__Aim of the exercise__
Every record is to be copied unchanged, except that its pictures are removed.
++++
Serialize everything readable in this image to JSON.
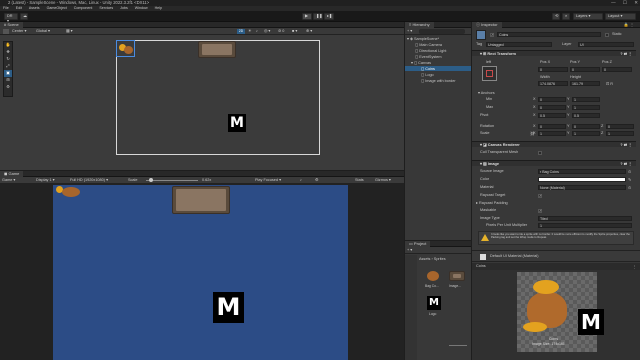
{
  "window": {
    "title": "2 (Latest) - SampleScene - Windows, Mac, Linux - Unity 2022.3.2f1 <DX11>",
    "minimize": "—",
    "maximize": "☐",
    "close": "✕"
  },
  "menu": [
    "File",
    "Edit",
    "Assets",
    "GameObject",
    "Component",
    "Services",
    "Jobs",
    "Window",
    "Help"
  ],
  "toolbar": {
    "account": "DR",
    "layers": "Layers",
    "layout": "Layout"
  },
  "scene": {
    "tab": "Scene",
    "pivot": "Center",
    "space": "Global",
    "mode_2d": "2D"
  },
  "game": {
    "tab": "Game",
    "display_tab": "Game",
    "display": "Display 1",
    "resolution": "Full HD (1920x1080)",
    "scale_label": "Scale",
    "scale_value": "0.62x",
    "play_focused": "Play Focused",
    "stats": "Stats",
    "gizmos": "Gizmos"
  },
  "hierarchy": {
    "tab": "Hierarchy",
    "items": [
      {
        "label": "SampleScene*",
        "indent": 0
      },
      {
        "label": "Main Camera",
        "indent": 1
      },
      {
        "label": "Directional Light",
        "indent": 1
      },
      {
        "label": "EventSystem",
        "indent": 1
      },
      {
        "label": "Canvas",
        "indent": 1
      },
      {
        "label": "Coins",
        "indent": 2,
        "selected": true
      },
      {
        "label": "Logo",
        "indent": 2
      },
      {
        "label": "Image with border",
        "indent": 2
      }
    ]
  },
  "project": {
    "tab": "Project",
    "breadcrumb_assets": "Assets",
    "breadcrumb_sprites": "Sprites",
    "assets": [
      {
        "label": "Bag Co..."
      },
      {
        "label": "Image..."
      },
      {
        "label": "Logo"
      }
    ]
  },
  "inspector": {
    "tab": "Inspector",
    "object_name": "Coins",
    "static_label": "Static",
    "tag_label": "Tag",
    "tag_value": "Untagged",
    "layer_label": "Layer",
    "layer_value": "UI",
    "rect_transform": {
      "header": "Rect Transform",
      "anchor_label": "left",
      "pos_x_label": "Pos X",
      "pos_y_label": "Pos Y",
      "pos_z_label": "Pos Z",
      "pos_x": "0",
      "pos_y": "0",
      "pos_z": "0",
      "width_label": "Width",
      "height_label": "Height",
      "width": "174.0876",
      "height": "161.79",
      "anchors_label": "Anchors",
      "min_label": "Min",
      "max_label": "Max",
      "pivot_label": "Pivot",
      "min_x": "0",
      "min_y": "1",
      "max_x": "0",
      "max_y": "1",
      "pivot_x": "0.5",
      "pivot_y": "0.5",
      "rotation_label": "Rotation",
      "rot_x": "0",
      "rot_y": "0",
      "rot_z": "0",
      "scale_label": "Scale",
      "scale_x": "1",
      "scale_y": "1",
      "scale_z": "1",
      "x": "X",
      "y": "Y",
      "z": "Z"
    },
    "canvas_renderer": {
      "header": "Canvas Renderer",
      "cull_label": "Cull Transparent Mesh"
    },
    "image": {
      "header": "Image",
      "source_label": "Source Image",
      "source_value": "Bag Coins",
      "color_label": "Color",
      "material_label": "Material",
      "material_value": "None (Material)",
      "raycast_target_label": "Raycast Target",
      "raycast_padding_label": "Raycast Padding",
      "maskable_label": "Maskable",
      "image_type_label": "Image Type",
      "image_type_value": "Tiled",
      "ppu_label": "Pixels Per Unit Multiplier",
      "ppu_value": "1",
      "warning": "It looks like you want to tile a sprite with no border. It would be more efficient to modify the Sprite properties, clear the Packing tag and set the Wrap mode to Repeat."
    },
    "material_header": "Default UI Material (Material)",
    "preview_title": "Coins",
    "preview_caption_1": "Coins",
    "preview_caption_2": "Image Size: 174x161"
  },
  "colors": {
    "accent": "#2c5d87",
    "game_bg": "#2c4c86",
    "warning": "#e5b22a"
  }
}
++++
__Task answer__
Serialize everything readable in this image to JSON.
{
  "window": {
    "title": "2 (Latest) - SampleScene - Windows, Mac, Linux - Unity 2022.3.2f1 <DX11>",
    "minimize": "—",
    "maximize": "☐",
    "close": "✕"
  },
  "menu": [
    "File",
    "Edit",
    "Assets",
    "GameObject",
    "Component",
    "Services",
    "Jobs",
    "Window",
    "Help"
  ],
  "toolbar": {
    "account": "DR",
    "layers": "Layers",
    "layout": "Layout"
  },
  "scene": {
    "tab": "Scene",
    "pivot": "Center",
    "space": "Global",
    "mode_2d": "2D"
  },
  "game": {
    "tab": "Game",
    "display_tab": "Game",
    "display": "Display 1",
    "resolution": "Full HD (1920x1080)",
    "scale_label": "Scale",
    "scale_value": "0.62x",
    "play_focused": "Play Focused",
    "stats": "Stats",
    "gizmos": "Gizmos"
  },
  "hierarchy": {
    "tab": "Hierarchy",
    "items": [
      {
        "label": "SampleScene*",
        "indent": 0
      },
      {
        "label": "Main Camera",
        "indent": 1
      },
      {
        "label": "Directional Light",
        "indent": 1
      },
      {
        "label": "EventSystem",
        "indent": 1
      },
      {
        "label": "Canvas",
        "indent": 1
      },
      {
        "label": "Coins",
        "indent": 2,
        "selected": true
      },
      {
        "label": "Logo",
        "indent": 2
      },
      {
        "label": "Image with border",
        "indent": 2
      }
    ]
  },
  "project": {
    "tab": "Project",
    "breadcrumb_assets": "Assets",
    "breadcrumb_sprites": "Sprites",
    "assets": [
      {
        "label": "Bag Co..."
      },
      {
        "label": "Image..."
      },
      {
        "label": "Logo"
      }
    ]
  },
  "inspector": {
    "tab": "Inspector",
    "object_name": "Coins",
    "static_label": "Static",
    "tag_label": "Tag",
    "tag_value": "Untagged",
    "layer_label": "Layer",
    "layer_value": "UI",
    "rect_transform": {
      "header": "Rect Transform",
      "anchor_label": "left",
      "pos_x_label": "Pos X",
      "pos_y_label": "Pos Y",
      "pos_z_label": "Pos Z",
      "pos_x": "0",
      "pos_y": "0",
      "pos_z": "0",
      "width_label": "Width",
      "height_label": "Height",
      "width": "174.0876",
      "height": "161.79",
      "anchors_label": "Anchors",
      "min_label": "Min",
      "max_label": "Max",
      "pivot_label": "Pivot",
      "min_x": "0",
      "min_y": "1",
      "max_x": "0",
      "max_y": "1",
      "pivot_x": "0.5",
      "pivot_y": "0.5",
      "rotation_label": "Rotation",
      "rot_x": "0",
      "rot_y": "0",
      "rot_z": "0",
      "scale_label": "Scale",
      "scale_x": "1",
      "scale_y": "1",
      "scale_z": "1",
      "x": "X",
      "y": "Y",
      "z": "Z"
    },
    "canvas_renderer": {
      "header": "Canvas Renderer",
      "cull_label": "Cull Transparent Mesh"
    },
    "image": {
      "header": "Image",
      "source_label": "Source Image",
      "source_value": "Bag Coins",
      "color_label": "Color",
      "material_label": "Material",
      "material_value": "None (Material)",
      "raycast_target_label": "Raycast Target",
      "raycast_padding_label": "Raycast Padding",
      "maskable_label": "Maskable",
      "image_type_label": "Image Type",
      "image_type_value": "Tiled",
      "ppu_label": "Pixels Per Unit Multiplier",
      "ppu_value": "1",
      "warning": "It looks like you want to tile a sprite with no border. It would be more efficient to modify the Sprite properties, clear the Packing tag and set the Wrap mode to Repeat."
    },
    "material_header": "Default UI Material (Material)",
    "preview_title": "Coins",
    "preview_caption_1": "Coins",
    "preview_caption_2": "Image Size: 174x161"
  },
  "colors": {
    "accent": "#2c5d87",
    "game_bg": "#2c4c86",
    "warning": "#e5b22a"
  }
}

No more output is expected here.